Here is to knowe, that in the begynnynge of the moneth of Octobre, the yere of oure Lorde a M.cccc.lxx., the Bisshoppe of Wynchestere, be the assent of the Duke of Clarence and the Erle of Warwyke, went to the toure of Londone, where Kynge Herry was in presone by Kynge Edwardes commawndement, and there toke hyme from his kepers, whiche was nogt worschipfully arayed as a prince, and nogt so clenly kepte as schuld seme suche a Prynce; thei hade hym oute, and newe arayed hym, and dyde to hyme grete reverens, and brought hyme to the palys of Westmynster, and so he was restorede to the crowne ageyne, and wrott in alle his lettres (19), wryttes, and other recordes, the yere of his regne, Anno regni Regis Henrici Sexti quadragesimo nono, a readempcionis sue regie potestatis primo. Whereof alle his goode lovers were fulle gladde, and the more parte of peple. Nevere the lattere, before that, at he was putt oute of his reame by Kynge Edwarde, all Englonde for more party hatyd hym, and were fulle gladde to have a chounge; and the cause was, the good Duke of Glouceter was put to dethe, and Jhon Holonde, Duke of Excetre, poysond, and that the Duke of Suffolke, the Lorde Say, Danyelle Trevyliane, and other myscheves peple that were aboute the Kynge, were so covetouse towarde them selff, and dyde no force of the Kynges honour, ne of his wele, ne of the comone wele of the londe, where Kynge Herry trusted to them that thei schuld do, and labour in tyme of innocence evere for the comone wele, whiche thei dyde contrary to his wille; and also Fraunce, Normandy, Gasgoyne, and Guyane was lost in his tyme (20). And these were the causes, withe other, that made the peple to gruge ageyns hym, and alle because of his fals lordes, and nevere of hym; and the comone peple seyde, yf thei myghte have another Kynge, he schuld gett alle ageyne and amende alle manere of thynges that was amysse, and brynge the reame of Englond in grete prosperite and reste. Nevere the lattere, whenne Kynge Edwarde iiij{th} regnede, the peple looked after alle the forseide prosperytes and peece, but it came not; but one batayle aftere another, and moche troble and grett losse of goddes amonge the comone peple; as fyrste, the xv. of alle there goodes, and thanne ane hole xv., at yett at every batell to come ferre oute there countreis at ther awne coste; and these and suche othere brought Englonde ryght lowe, and many menne seyd that Kynge Edwarde hade myche blame for hurtynge marchandyse, for in his dayes thei were not in other londes, nore withein Englonde, take in suche reputacyone and credence as thei were afore, &c.

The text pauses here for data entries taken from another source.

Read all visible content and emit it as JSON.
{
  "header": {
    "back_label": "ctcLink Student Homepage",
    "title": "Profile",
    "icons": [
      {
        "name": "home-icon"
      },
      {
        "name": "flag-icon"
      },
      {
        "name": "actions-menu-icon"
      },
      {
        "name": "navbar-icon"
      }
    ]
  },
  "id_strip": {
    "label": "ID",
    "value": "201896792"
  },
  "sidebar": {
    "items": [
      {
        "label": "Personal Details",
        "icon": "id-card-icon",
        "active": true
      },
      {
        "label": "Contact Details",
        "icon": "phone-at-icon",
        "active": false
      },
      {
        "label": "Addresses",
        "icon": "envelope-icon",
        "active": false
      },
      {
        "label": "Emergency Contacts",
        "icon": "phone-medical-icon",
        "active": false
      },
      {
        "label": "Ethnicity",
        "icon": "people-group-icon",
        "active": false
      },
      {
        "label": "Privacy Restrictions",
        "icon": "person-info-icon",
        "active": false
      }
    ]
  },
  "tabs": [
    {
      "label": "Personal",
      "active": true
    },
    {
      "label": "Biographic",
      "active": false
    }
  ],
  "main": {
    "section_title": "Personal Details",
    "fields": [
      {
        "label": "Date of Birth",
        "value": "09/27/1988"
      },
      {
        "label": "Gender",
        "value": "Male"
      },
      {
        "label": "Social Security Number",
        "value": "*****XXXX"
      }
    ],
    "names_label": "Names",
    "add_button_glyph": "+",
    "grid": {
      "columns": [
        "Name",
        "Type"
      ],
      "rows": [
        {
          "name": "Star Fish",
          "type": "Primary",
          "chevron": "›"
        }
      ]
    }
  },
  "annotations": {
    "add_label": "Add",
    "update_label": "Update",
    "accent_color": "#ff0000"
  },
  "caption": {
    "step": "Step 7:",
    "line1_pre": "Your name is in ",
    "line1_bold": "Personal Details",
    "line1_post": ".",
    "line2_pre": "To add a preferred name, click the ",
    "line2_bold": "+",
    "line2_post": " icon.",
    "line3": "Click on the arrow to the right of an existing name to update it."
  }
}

And xxvj. day of Novembre, Kynge Herry callede a parleament at Westmynster, beynge there George, Archebysshoppe of Yorke, Chaunceler of Englonde, whiche [discussed] this proposicion before the Kynge and his Lordes and the comons of that same parleament assemblede, Revertimini ad me filii revertentes, ego vir vestir. Jeremie tercio, etc. (21) And in the moneth of Februarij after, Herry Duke of Excetre, Eadmunde Duke of Somersett, Lorde Jhon of Somersett his brothir, Erle of Ormond, Jasper Erle of Penbroke, brother to the Kynge Herry, and the Erle of Richmonde, with many other knyghtys, and squyres, gentilmen, and yomen, came into Englonde, and entered into ther lordschippys and londe, whiche at the parleament above seide and alle other attaynderes that were made in Kynge Edwardys tyme were anullede, and Kynge Herry was amitted to his crowne and dignite ageyne, and alle his men to there enherytaunce. An thenne was takene the Erle of Worcetre, whiche was arested and areynede befor Sere Jhon Veere, the Erle of Oxenforde, sonne and heyre to the forseide Erle of Oxenforde whiche was behedede (22) at the Toure Hille, as before wrytene; and so the Erle of Worcetre was juged be suche lawe as he dyde to other menne; and, whenne he was dede, his body and his hede was buryede togedyr at the Blacke Frerys in Londone, with alle the honoure and worschyppe that his frendes coude do. Also Quene Elisabeth, Kynge Edwardes wyf, wiche hade welle vetelede and fortifyed the Toure of Londone, when sche herde that here sovereyne and husbonde was fledde, sche went secretly oute of the toure in to sanctuary at Westmynster, with alle here childrene, and sche hir selff was grete withe childe, and was delyverede ther ryght of a sonne that was callede Prynce Edwarde of Englonde; and ther sche abode stylle in grete troble, tylle Kynge Edwarde came in ageyne tylle hire.